We will end the practice of packaging unpopular bills with “must-pass” legislation to circumvent the will of the American people. Instead, we will advance major legislation one issue at a time.
The Washington Post’s Greg Sargent nails it: the caucus that controls the U.S. House is “extreme, intransigent, self-indulgent and hostile to basic norms of governing.” To that I’d only add “clearly completely uninterested in the real-world effects of their decisions.”
Terry Miale, a communications systems engineer, lost nearly everything when she lost her job.
My whole life is gone. My retirement is gone. My house is gone. For a period of time, I lost my mental health because I went into a deep depression.
Even though she worked 30 years in her field, it took Miale four years to get re-employed. So Miale can’t understand why Republican leaders in Congress just won’t extend unemployment insurance (UI) to long-term unemployed workers who can’t find jobs in an economy in which there are more than four workers for every one job.
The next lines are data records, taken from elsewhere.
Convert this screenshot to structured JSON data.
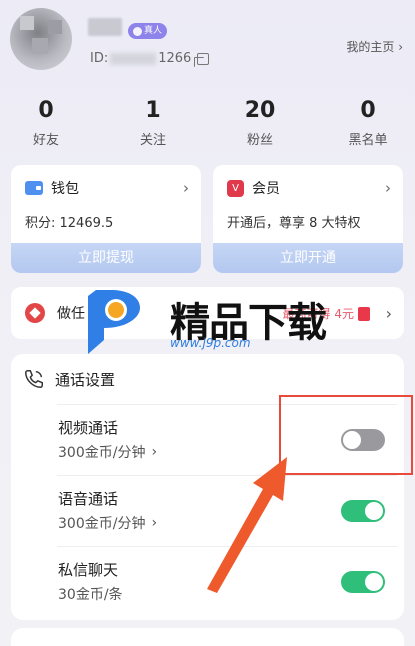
{
  "profile": {
    "badge": "真人",
    "uid_prefix": "ID:",
    "uid_suffix": "1266",
    "homepage_link": "我的主页 ›"
  },
  "stats": [
    {
      "value": "0",
      "label": "好友"
    },
    {
      "value": "1",
      "label": "关注"
    },
    {
      "value": "20",
      "label": "粉丝"
    },
    {
      "value": "0",
      "label": "黑名单"
    }
  ],
  "wallet": {
    "title": "钱包",
    "points": "积分: 12469.5",
    "action": "立即提现"
  },
  "vip": {
    "title": "会员",
    "desc": "开通后，尊享 8 大特权",
    "action": "立即开通"
  },
  "task": {
    "text": "做任",
    "reward": "最高可得 4元"
  },
  "watermark": {
    "text": "精品下载",
    "url": "www.j9p.com"
  },
  "call_settings": {
    "title": "通话设置",
    "items": [
      {
        "name": "视频通话",
        "price": "300金币/分钟",
        "enabled": false
      },
      {
        "name": "语音通话",
        "price": "300金币/分钟",
        "enabled": true
      },
      {
        "name": "私信聊天",
        "price": "30金币/条",
        "enabled": true
      }
    ]
  },
  "colors": {
    "accent_purple": "#8e83ea",
    "toggle_on": "#2fbf7a",
    "toggle_off": "#9a9a9e",
    "highlight_box": "#e84a3c"
  }
}
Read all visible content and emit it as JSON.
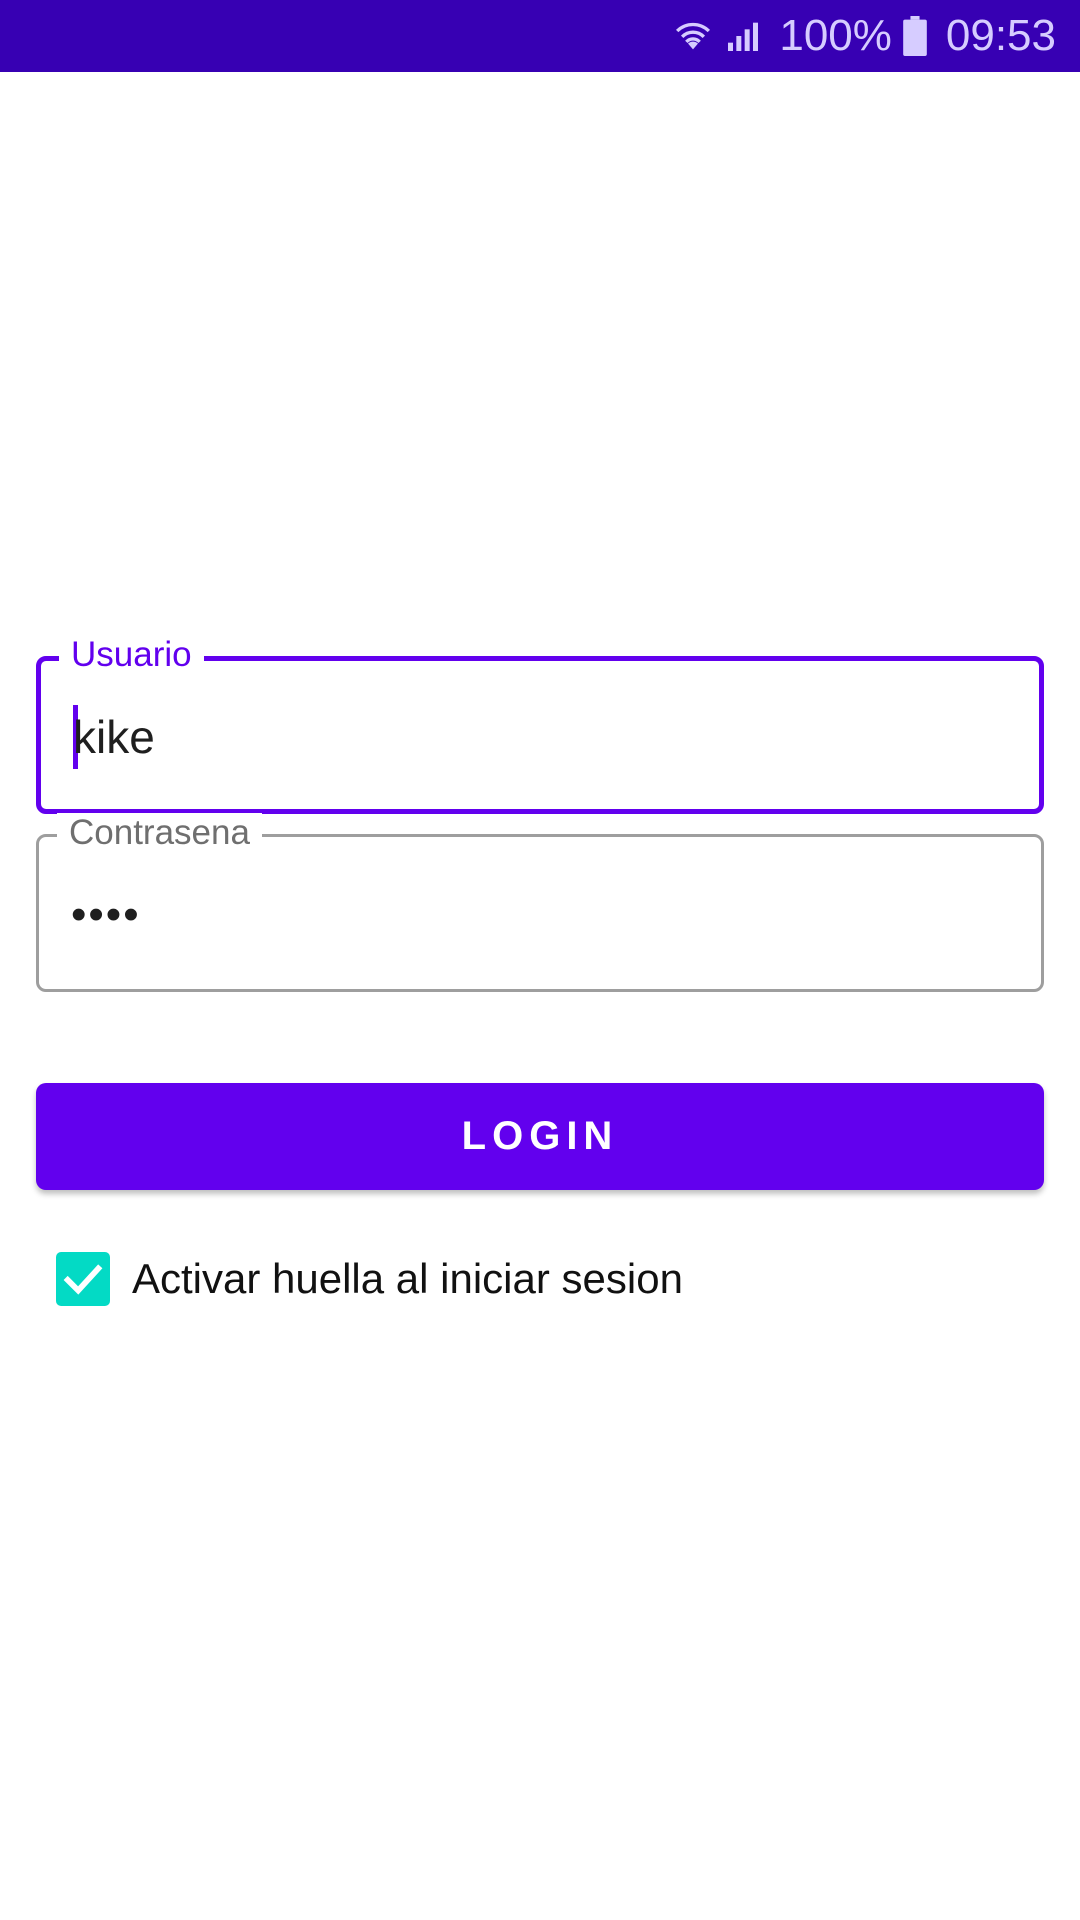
{
  "status_bar": {
    "battery_percent": "100%",
    "time": "09:53",
    "icons": [
      "wifi-icon",
      "signal-icon",
      "battery-icon"
    ]
  },
  "form": {
    "username": {
      "label": "Usuario",
      "value": "kike",
      "focused": true
    },
    "password": {
      "label": "Contrasena",
      "value": "••••"
    },
    "login_label": "LOGIN",
    "fingerprint_checkbox": {
      "label": "Activar huella al iniciar sesion",
      "checked": true
    }
  },
  "colors": {
    "status_bar": "#3700b3",
    "primary": "#6200ee",
    "checkbox": "#03dac5",
    "outline": "#9e9e9e"
  }
}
When I needed unemployment benefits, they were there. I really think that it isn’t fair to pull a lifeline out from under people that are just now having to collect unemployment benefits. It’s hard enough to live on unemployment benefits, let alone live with none.
Unless UI is extended this month, 2 million jobless people will lose their lifeline. Those in Congress blocking the UI extension should be made to feel what it’s like to be unemployed.
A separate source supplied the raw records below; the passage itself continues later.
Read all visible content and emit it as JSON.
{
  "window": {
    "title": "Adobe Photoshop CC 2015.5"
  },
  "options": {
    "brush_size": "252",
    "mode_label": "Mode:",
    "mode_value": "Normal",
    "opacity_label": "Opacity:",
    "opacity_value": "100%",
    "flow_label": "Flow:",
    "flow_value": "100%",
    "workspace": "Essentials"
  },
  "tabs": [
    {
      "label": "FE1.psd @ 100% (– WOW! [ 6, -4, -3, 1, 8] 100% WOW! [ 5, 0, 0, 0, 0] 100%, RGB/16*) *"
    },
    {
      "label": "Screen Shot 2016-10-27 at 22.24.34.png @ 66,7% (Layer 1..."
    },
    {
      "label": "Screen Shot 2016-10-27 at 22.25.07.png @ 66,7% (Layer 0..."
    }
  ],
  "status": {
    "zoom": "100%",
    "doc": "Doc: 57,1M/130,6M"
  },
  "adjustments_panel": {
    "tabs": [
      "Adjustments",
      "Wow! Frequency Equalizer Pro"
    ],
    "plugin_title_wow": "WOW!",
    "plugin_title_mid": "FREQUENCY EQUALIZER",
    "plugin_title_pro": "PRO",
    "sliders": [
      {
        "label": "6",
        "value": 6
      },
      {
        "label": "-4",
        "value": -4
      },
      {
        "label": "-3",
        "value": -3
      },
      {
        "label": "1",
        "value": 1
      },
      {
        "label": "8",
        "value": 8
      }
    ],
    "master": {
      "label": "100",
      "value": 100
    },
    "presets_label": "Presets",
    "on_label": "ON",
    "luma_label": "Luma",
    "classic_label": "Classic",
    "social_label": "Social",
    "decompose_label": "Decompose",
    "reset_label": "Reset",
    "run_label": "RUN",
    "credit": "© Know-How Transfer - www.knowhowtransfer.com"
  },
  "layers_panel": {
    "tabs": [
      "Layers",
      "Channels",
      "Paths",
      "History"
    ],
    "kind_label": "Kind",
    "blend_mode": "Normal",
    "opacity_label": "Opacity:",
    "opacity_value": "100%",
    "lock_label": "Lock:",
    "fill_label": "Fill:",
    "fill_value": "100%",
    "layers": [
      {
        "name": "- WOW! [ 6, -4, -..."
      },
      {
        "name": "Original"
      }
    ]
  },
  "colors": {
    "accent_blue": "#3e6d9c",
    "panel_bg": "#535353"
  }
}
It bears repeating, every day: if Congress doesn’t act, six million people will lose unemployment insurance benefits at the end of the year. That’s six million people who will find it harder to make ends meet, and six million fewer people who can support their community’s economy.
Half of America is poor or low-income and wide majorities say that our economic and political systems are unfairly tilted towards the rich. It’s time we start listening and responding to the voices of the people who are actually impacted by our political decisions—not just the politicians, pundits and lobbyists who set the agenda in Washington. Here are two.
Shonda, a Working America member from Ohio, has been unemployed for nearly two years, and has relied on her unemployment insurance to help care for her ailing mother.
Karen, a Working America member and a former bank teller from Pennsylvania, has been unemployed for 13 months.
In Washington, they’re really making their priorities clear. Either their idea of how the economy works is totally backwards or they’re just not interested in policies that actually help working-class and middle-class people like Karen and Shonda.